Quinn: ‘I never took a penny from anyone’

Old friends recalled their football days at the opening of Ballinamore Family Festival on Sunday last. Sean Quinn, former Derrylin player, who officially opened the festival is pictured with former Ballinamore Sean O'Heslin greats, Sean Kavanagh and Joey Smith. Photo by Willie Donnellan.
Over 1,500 people gathered to cheer on Sean Quinn as he opened the 47th annual Ballinamore Family Festival last Sunday, August 11.

Over 1,500 people gathered to cheer on Sean Quinn as he opened the 47th annual Ballinamore Family Festival last Sunday, August 11.

There was a large national media presence to snap the controversial figure and his wife Patricia, who came out to address his supporters, recap on the last few years and to promise that he will be “vindicated.”

The former billionaire said he had attended the festival 46 years ago and has been a regular visitor to the town ever since. Reminiscing on his visits he said “I used to come up on a Sunday night and I would get robbed, but I only thought I was being robbed when you see what has happened since,” he laughed.

Quinn spoke for 20 minutes, and at times he became emotional when he spoke about how his companies were “destroyed”. He apologised for the mistakes he made “We certainly made lots of mistakes. There is no way I should have invested so much money in Anglo Irish Bank. I didn’t know what I was doing and I didn’t know they were what they were.” He gave a “simple analysis” of how the country went wrong, saying that governments for the past 15 years had run “Ireland Ltd” by increasing costs three times that of inflation.

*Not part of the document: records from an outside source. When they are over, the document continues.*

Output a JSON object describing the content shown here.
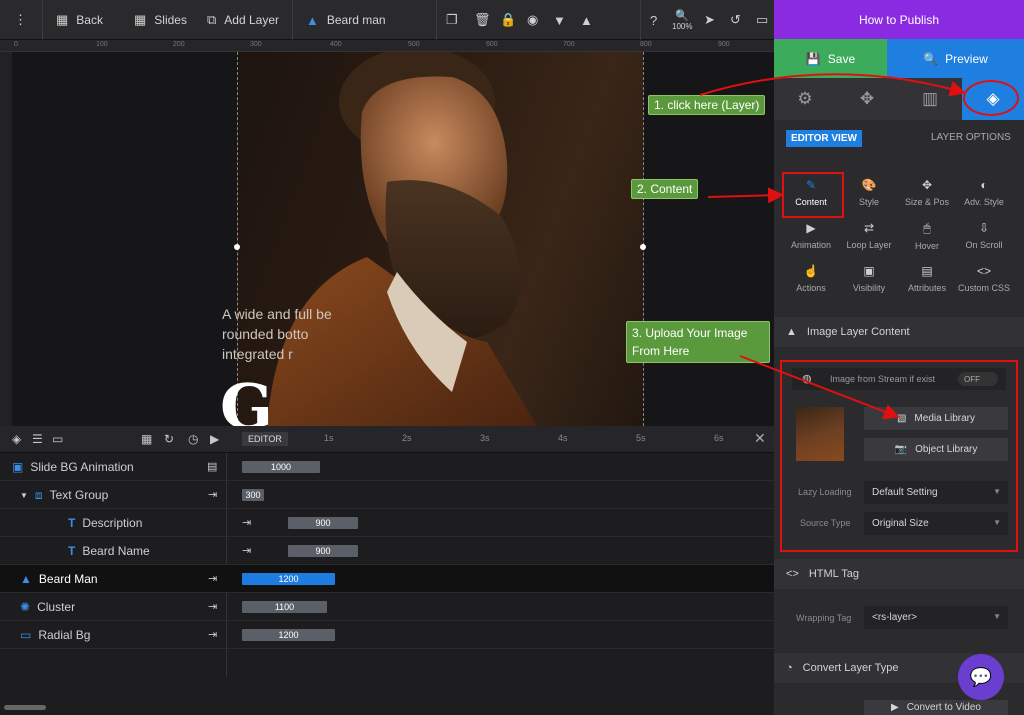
{
  "toolbar": {
    "back": "Back",
    "slides": "Slides",
    "add_layer": "Add Layer",
    "layer_name": "Beard man",
    "zoom": "100%"
  },
  "ruler": [
    "0",
    "100",
    "200",
    "300",
    "400",
    "500",
    "600",
    "700",
    "800",
    "900"
  ],
  "canvas": {
    "desc": "A wide and full be\nrounded botto\nintegrated r",
    "big": "G"
  },
  "timeline": {
    "editor": "EDITOR",
    "times": [
      "1s",
      "2s",
      "3s",
      "4s",
      "5s",
      "6s"
    ],
    "rows": [
      {
        "name": "Slide BG Animation",
        "value": "1000"
      },
      {
        "name": "Text Group",
        "value": "300"
      },
      {
        "name": "Description",
        "value": "900"
      },
      {
        "name": "Beard Name",
        "value": "900"
      },
      {
        "name": "Beard Man",
        "value": "1200"
      },
      {
        "name": "Cluster",
        "value": "1100"
      },
      {
        "name": "Radial Bg",
        "value": "1200"
      }
    ]
  },
  "panel": {
    "title": "How to Publish",
    "save": "Save",
    "preview": "Preview",
    "editor_view": "EDITOR VIEW",
    "layer_options": "LAYER OPTIONS",
    "options": [
      "Content",
      "Style",
      "Size & Pos",
      "Adv. Style",
      "Animation",
      "Loop Layer",
      "Hover",
      "On Scroll",
      "Actions",
      "Visibility",
      "Attributes",
      "Custom CSS"
    ],
    "image_section": "Image Layer Content",
    "stream": "Image from Stream if exist",
    "stream_toggle": "OFF",
    "media_library": "Media Library",
    "object_library": "Object Library",
    "lazy_label": "Lazy Loading",
    "lazy_value": "Default Setting",
    "source_label": "Source Type",
    "source_value": "Original Size",
    "html_tag": "HTML Tag",
    "wrapping_label": "Wrapping Tag",
    "wrapping_value": "<rs-layer>",
    "convert_type": "Convert Layer Type",
    "convert_video": "Convert to Video"
  },
  "annotations": {
    "a1": "1. click here (Layer)",
    "a2": "2. Content",
    "a3": "3. Upload Your Image From Here"
  },
  "colors": {
    "accent_purple": "#8a2be2",
    "save_green": "#3dab5c",
    "preview_blue": "#1f7fe0",
    "active_bar": "#1e7be0",
    "annotation_green": "#5b9a3c",
    "highlight_red": "#e01010"
  }
}
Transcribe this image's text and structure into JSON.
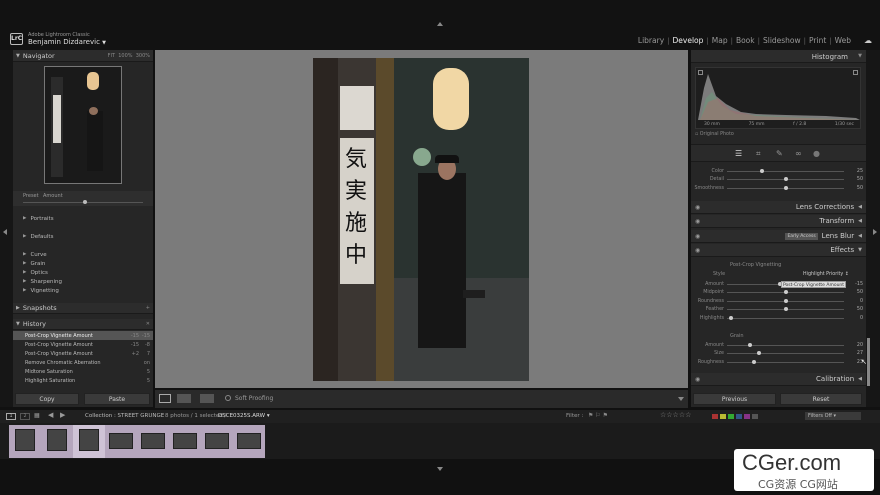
{
  "app": {
    "logo_text": "LrC",
    "name": "Adobe Lightroom Classic",
    "user": "Benjamin Dizdarevic"
  },
  "modules": [
    {
      "label": "Library",
      "active": false
    },
    {
      "label": "Develop",
      "active": true
    },
    {
      "label": "Map",
      "active": false
    },
    {
      "label": "Book",
      "active": false
    },
    {
      "label": "Slideshow",
      "active": false
    },
    {
      "label": "Print",
      "active": false
    },
    {
      "label": "Web",
      "active": false
    }
  ],
  "left": {
    "navigator": {
      "title": "Navigator",
      "zoom": [
        "FIT",
        "100%",
        "300%"
      ]
    },
    "presets_tabs": [
      "Preset",
      "Amount"
    ],
    "presets": [
      "Portraits",
      "Defaults",
      "Curve",
      "Grain",
      "Optics",
      "Sharpening",
      "Vignetting"
    ],
    "snapshots": {
      "title": "Snapshots"
    },
    "history": {
      "title": "History",
      "items": [
        {
          "label": "Post-Crop Vignette Amount",
          "v1": "-15",
          "v2": "-15",
          "selected": true
        },
        {
          "label": "Post-Crop Vignette Amount",
          "v1": "-15",
          "v2": "-8",
          "selected": false
        },
        {
          "label": "Post-Crop Vignette Amount",
          "v1": "+2",
          "v2": "7",
          "selected": false
        },
        {
          "label": "Remove Chromatic Aberration",
          "v1": "",
          "v2": "on",
          "selected": false
        },
        {
          "label": "Midtone Saturation",
          "v1": "",
          "v2": "5",
          "selected": false
        },
        {
          "label": "Highlight Saturation",
          "v1": "",
          "v2": "5",
          "selected": false
        }
      ]
    },
    "copy_label": "Copy",
    "paste_label": "Paste"
  },
  "toolbar": {
    "soft_proofing": "Soft Proofing"
  },
  "right": {
    "histogram": {
      "title": "Histogram",
      "info": [
        "30 mm",
        "75 mm",
        "f / 2.8",
        "1/30 sec"
      ],
      "original_photo": "Original Photo"
    },
    "top_rows": [
      {
        "label": "Color",
        "value": "25",
        "pos": 0.3
      },
      {
        "label": "Detail",
        "value": "50",
        "pos": 0.5
      },
      {
        "label": "Smoothness",
        "value": "50",
        "pos": 0.5
      }
    ],
    "lens_corrections": "Lens Corrections",
    "transform": "Transform",
    "lens_blur": "Lens Blur",
    "lens_blur_badge": "Early Access",
    "effects": {
      "title": "Effects",
      "vignette_title": "Post-Crop Vignetting",
      "style_label": "Style",
      "style_value": "Highlight Priority",
      "amount_tooltip": "Post-Crop Vignette Amount",
      "rows": [
        {
          "label": "Amount",
          "value": "-15",
          "pos": 0.45
        },
        {
          "label": "Midpoint",
          "value": "50",
          "pos": 0.5
        },
        {
          "label": "Roundness",
          "value": "0",
          "pos": 0.5
        },
        {
          "label": "Feather",
          "value": "50",
          "pos": 0.5
        },
        {
          "label": "Highlights",
          "value": "0",
          "pos": 0.03
        }
      ],
      "grain_title": "Grain",
      "grain_rows": [
        {
          "label": "Amount",
          "value": "20",
          "pos": 0.2
        },
        {
          "label": "Size",
          "value": "27",
          "pos": 0.27
        },
        {
          "label": "Roughness",
          "value": "23",
          "pos": 0.23
        }
      ]
    },
    "calibration": "Calibration",
    "previous_label": "Previous",
    "reset_label": "Reset"
  },
  "filmbar": {
    "pages": [
      "1",
      "2"
    ],
    "collection": "Collection : STREET GRUNGE",
    "count": "8 photos / 1 selected /",
    "filename": "DSCE0325S.ARW",
    "filter_label": "Filter :",
    "filters_off": "Filters Off"
  },
  "filmstrip": {
    "count": 8,
    "selected_index": 2
  },
  "watermark": {
    "title": "CGer.com",
    "subtitle": "CG资源 CG网站"
  },
  "colors": {
    "accent": "#eeeeee",
    "filmstrip_thumb": "#b5a6bd",
    "label_swatches": [
      "#a33",
      "#bb3",
      "#3a3",
      "#358",
      "#838",
      "#555"
    ]
  }
}
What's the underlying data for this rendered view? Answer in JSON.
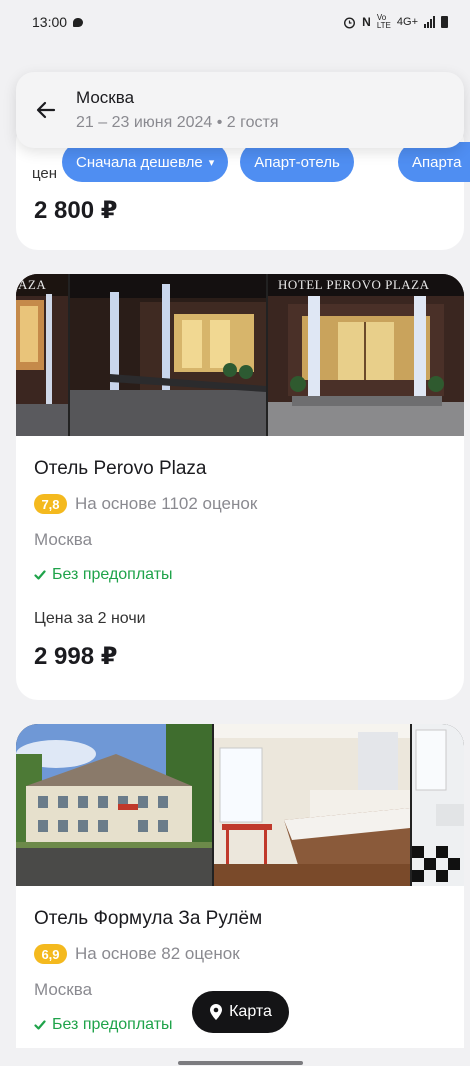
{
  "status_bar": {
    "time": "13:00",
    "network": "4G+"
  },
  "search": {
    "city": "Москва",
    "details": "21 – 23 июня 2024 • 2 гостя"
  },
  "filters": {
    "partial_label": "цен",
    "chips": [
      "Сначала дешевле",
      "Апарт-отель",
      "Апарта"
    ]
  },
  "listings": [
    {
      "price": "2 800 ₽"
    },
    {
      "name": "Отель Perovo Plaza",
      "rating": "7,8",
      "rating_text": "На основе 1102 оценок",
      "city": "Москва",
      "prepayment": "Без предоплаты",
      "nights_label": "Цена за 2 ночи",
      "price": "2 998 ₽",
      "photo_sign": "HOTEL PEROVO PLAZA",
      "photo_sign_short": "AZA"
    },
    {
      "name": "Отель Формула За Рулём",
      "rating": "6,9",
      "rating_text": "На основе 82 оценок",
      "city": "Москва",
      "prepayment": "Без предоплаты"
    }
  ],
  "map_button": {
    "label": "Карта"
  },
  "colors": {
    "accent": "#4f8ef2",
    "rating": "#f4b91e",
    "success": "#1fa34a",
    "dark_button": "#141416"
  }
}
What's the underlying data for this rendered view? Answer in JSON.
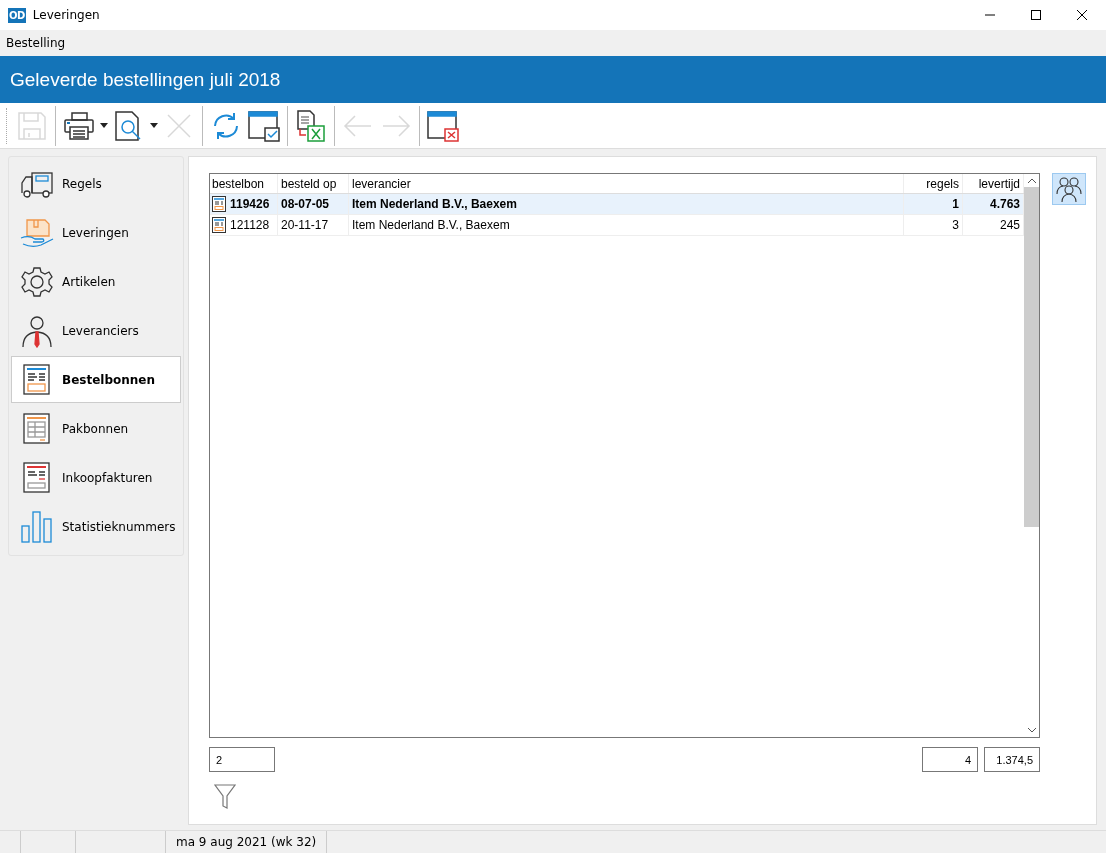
{
  "window": {
    "title": "Leveringen",
    "logo": "OD"
  },
  "menu": [
    "Bestelling"
  ],
  "header": {
    "title": "Geleverde bestellingen juli 2018"
  },
  "toolbar": [
    {
      "buttons": [
        {
          "kind": "save",
          "disabled": true,
          "dropdown": false
        }
      ]
    },
    {
      "buttons": [
        {
          "kind": "print",
          "disabled": false,
          "dropdown": true
        },
        {
          "kind": "preview",
          "disabled": false,
          "dropdown": true
        },
        {
          "kind": "delete",
          "disabled": true,
          "dropdown": false
        }
      ]
    },
    {
      "buttons": [
        {
          "kind": "refresh",
          "disabled": false,
          "dropdown": false
        },
        {
          "kind": "window-check",
          "disabled": false,
          "dropdown": false
        }
      ]
    },
    {
      "buttons": [
        {
          "kind": "export",
          "disabled": false,
          "dropdown": false
        }
      ]
    },
    {
      "buttons": [
        {
          "kind": "back",
          "disabled": true,
          "dropdown": false
        },
        {
          "kind": "forward",
          "disabled": true,
          "dropdown": false
        }
      ]
    },
    {
      "buttons": [
        {
          "kind": "window-close",
          "disabled": false,
          "dropdown": false
        }
      ]
    }
  ],
  "sidebar": {
    "items": [
      {
        "label": "Regels",
        "kind": "truck",
        "selected": false
      },
      {
        "label": "Leveringen",
        "kind": "package",
        "selected": false
      },
      {
        "label": "Artikelen",
        "kind": "gear",
        "selected": false
      },
      {
        "label": "Leveranciers",
        "kind": "person",
        "selected": false
      },
      {
        "label": "Bestelbonnen",
        "kind": "order",
        "selected": true
      },
      {
        "label": "Pakbonnen",
        "kind": "packing",
        "selected": false
      },
      {
        "label": "Inkoopfakturen",
        "kind": "invoice",
        "selected": false
      },
      {
        "label": "Statistieknummers",
        "kind": "chart",
        "selected": false
      }
    ]
  },
  "table": {
    "columns": [
      "bestelbon",
      "besteld op",
      "leverancier",
      "regels",
      "levertijd"
    ],
    "rows": [
      {
        "bestelbon": "119426",
        "besteld_op": "08-07-05",
        "leverancier": "Item Nederland B.V., Baexem",
        "regels": "1",
        "levertijd": "4.763",
        "selected": true
      },
      {
        "bestelbon": "121128",
        "besteld_op": "20-11-17",
        "leverancier": "Item Nederland B.V., Baexem",
        "regels": "3",
        "levertijd": "245",
        "selected": false
      }
    ]
  },
  "footer": {
    "count": "2",
    "total_regels": "4",
    "total_levertijd": "1.374,5"
  },
  "status_bar": {
    "date": "ma 9 aug 2021 (wk 32)"
  }
}
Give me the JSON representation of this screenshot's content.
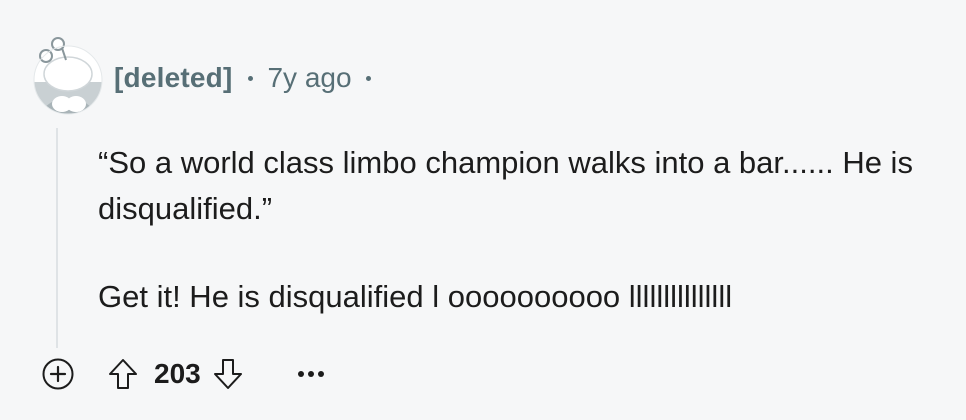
{
  "comment": {
    "author": "[deleted]",
    "age": "7y ago",
    "paragraphs": [
      "“So a world class limbo champion walks into a bar...... He is disqualified.”",
      "Get it! He is disqualified l oooooooooo lllllllllllllll"
    ],
    "score": "203"
  },
  "icons": {
    "avatar": "deleted-user-snoo-icon",
    "expand": "plus-circle-icon",
    "upvote": "arrow-up-icon",
    "downvote": "arrow-down-icon",
    "more": "ellipsis-icon"
  },
  "colors": {
    "background": "#f6f7f8",
    "meta_text": "#576f76",
    "body_text": "#1c1c1c",
    "thread_line": "#dfe3e6"
  }
}
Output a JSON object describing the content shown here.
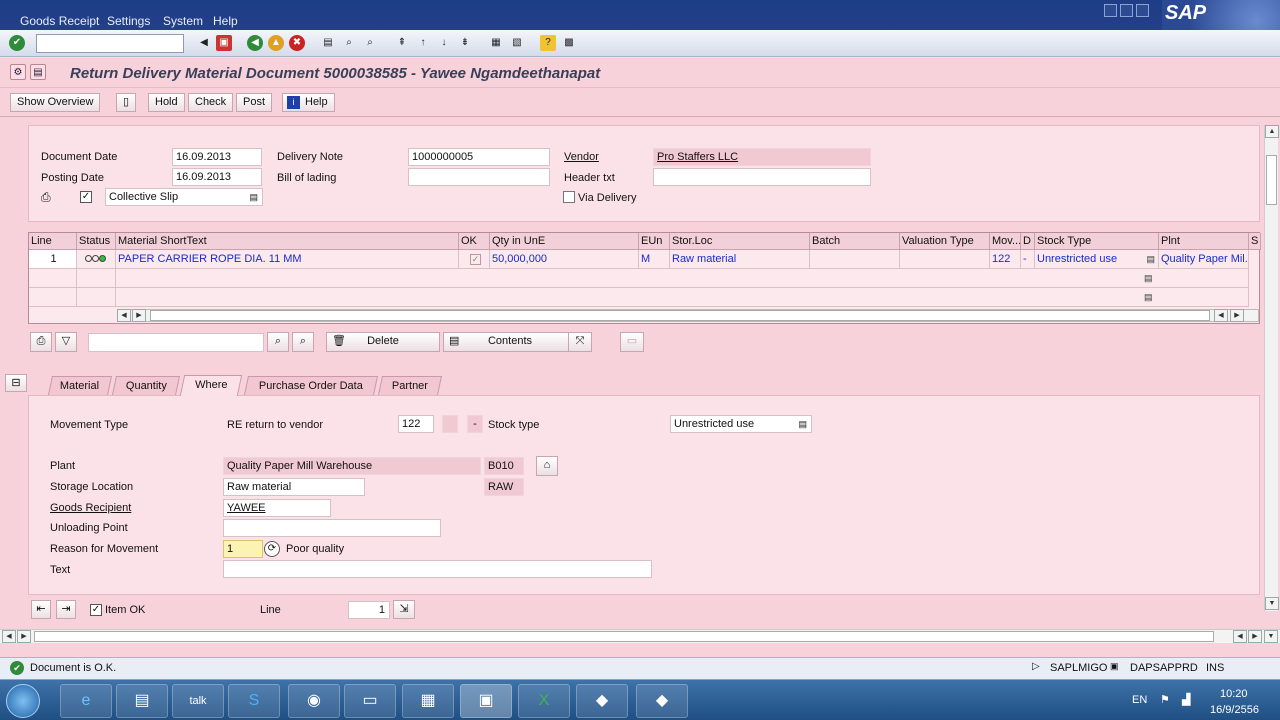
{
  "menu": {
    "items": [
      "Goods Receipt",
      "Settings",
      "System",
      "Help"
    ]
  },
  "brand": "SAP",
  "title": "Return Delivery Material Document 5000038585 - Yawee Ngamdeethanapat",
  "app_toolbar": {
    "show_overview": "Show Overview",
    "hold": "Hold",
    "check": "Check",
    "post": "Post",
    "help": "Help"
  },
  "header": {
    "document_date_label": "Document Date",
    "document_date": "16.09.2013",
    "posting_date_label": "Posting Date",
    "posting_date": "16.09.2013",
    "delivery_note_label": "Delivery Note",
    "delivery_note": "1000000005",
    "bill_of_lading_label": "Bill of lading",
    "bill_of_lading": "",
    "vendor_label": "Vendor",
    "vendor": "Pro Staffers LLC",
    "header_txt_label": "Header txt",
    "header_txt": "",
    "collective_slip": "Collective Slip",
    "via_delivery": "Via Delivery"
  },
  "grid": {
    "columns": [
      "Line",
      "Status",
      "Material ShortText",
      "OK",
      "Qty in UnE",
      "EUn",
      "Stor.Loc",
      "Batch",
      "Valuation Type",
      "Mov...",
      "D",
      "Stock Type",
      "Plnt",
      "S"
    ],
    "row": {
      "line": "1",
      "material": "PAPER CARRIER ROPE DIA. 11 MM",
      "qty": "50,000,000",
      "eun": "M",
      "storloc": "Raw material",
      "mov": "122",
      "d": "-",
      "stock_type": "Unrestricted use",
      "plant": "Quality Paper Mil..."
    }
  },
  "grid_toolbar": {
    "delete": "Delete",
    "contents": "Contents"
  },
  "tabs": [
    "Material",
    "Quantity",
    "Where",
    "Purchase Order Data",
    "Partner"
  ],
  "where": {
    "movement_type_label": "Movement Type",
    "movement_type_text": "RE return to vendor",
    "movement_type": "122",
    "movement_dash": "-",
    "stock_type_label": "Stock type",
    "stock_type": "Unrestricted use",
    "plant_label": "Plant",
    "plant": "Quality Paper Mill Warehouse",
    "plant_code": "B010",
    "storage_location_label": "Storage Location",
    "storage_location": "Raw material",
    "storage_location_code": "RAW",
    "goods_recipient_label": "Goods Recipient",
    "goods_recipient": "YAWEE",
    "unloading_point_label": "Unloading Point",
    "unloading_point": "",
    "reason_label": "Reason for Movement",
    "reason": "1",
    "reason_text": "Poor quality",
    "text_label": "Text",
    "text": ""
  },
  "footer": {
    "item_ok": "Item OK",
    "line_label": "Line",
    "line": "1"
  },
  "status": {
    "message": "Document is O.K.",
    "program": "SAPLMIGO",
    "system": "DAPSAPPRD",
    "mode": "INS"
  },
  "taskbar": {
    "lang": "EN",
    "time": "10:20",
    "date": "16/9/2556"
  }
}
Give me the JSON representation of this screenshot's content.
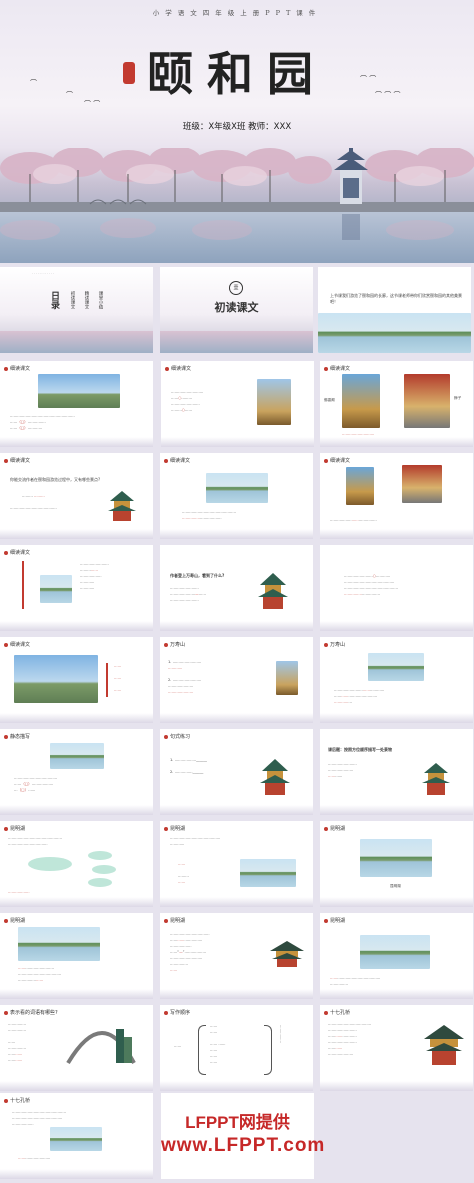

He said “no company let alone country could do that.” When everything ended up in a mess they refused to blame themselves and blamed “the victims” he said his family like many others were “victims.”

Quinn told the crowd for 35 years he added 200 jobs a year, his company doubled profits every four years, “until we got involved in Anglo.” Quinn asked questions about a “cover up” and said the Government were “sold a pup.” He stated “If it’s a criminal offence to withhold information on white-collar crime, there’s a wild lot of criminals about that Dublin area.” This was met with a wild cheer in Ballinamore.

He paid tribute to Ballinamore native and journalist Paul Williams, who released the Anglo Tapes, he said he had “done more to expose what went on than all the other media put together”. He thanked the people of the local area for their support even during his “nine-week holiday in Mountjoy” he said they know that “Sean Quinn never took a penny from anyone”. Quinn concluded, “I think I’ll be able to stand up here in two or three years’ time and say I’ve been vindicated.”

Adrian Smith from the festival committee described Quinn as someone who “never forgot where he came from and who invested and re-invested in his local area”. He said the landscape of the Ballinamore would be different “if it wasn’t for people like Sean Quinn creating jobs”.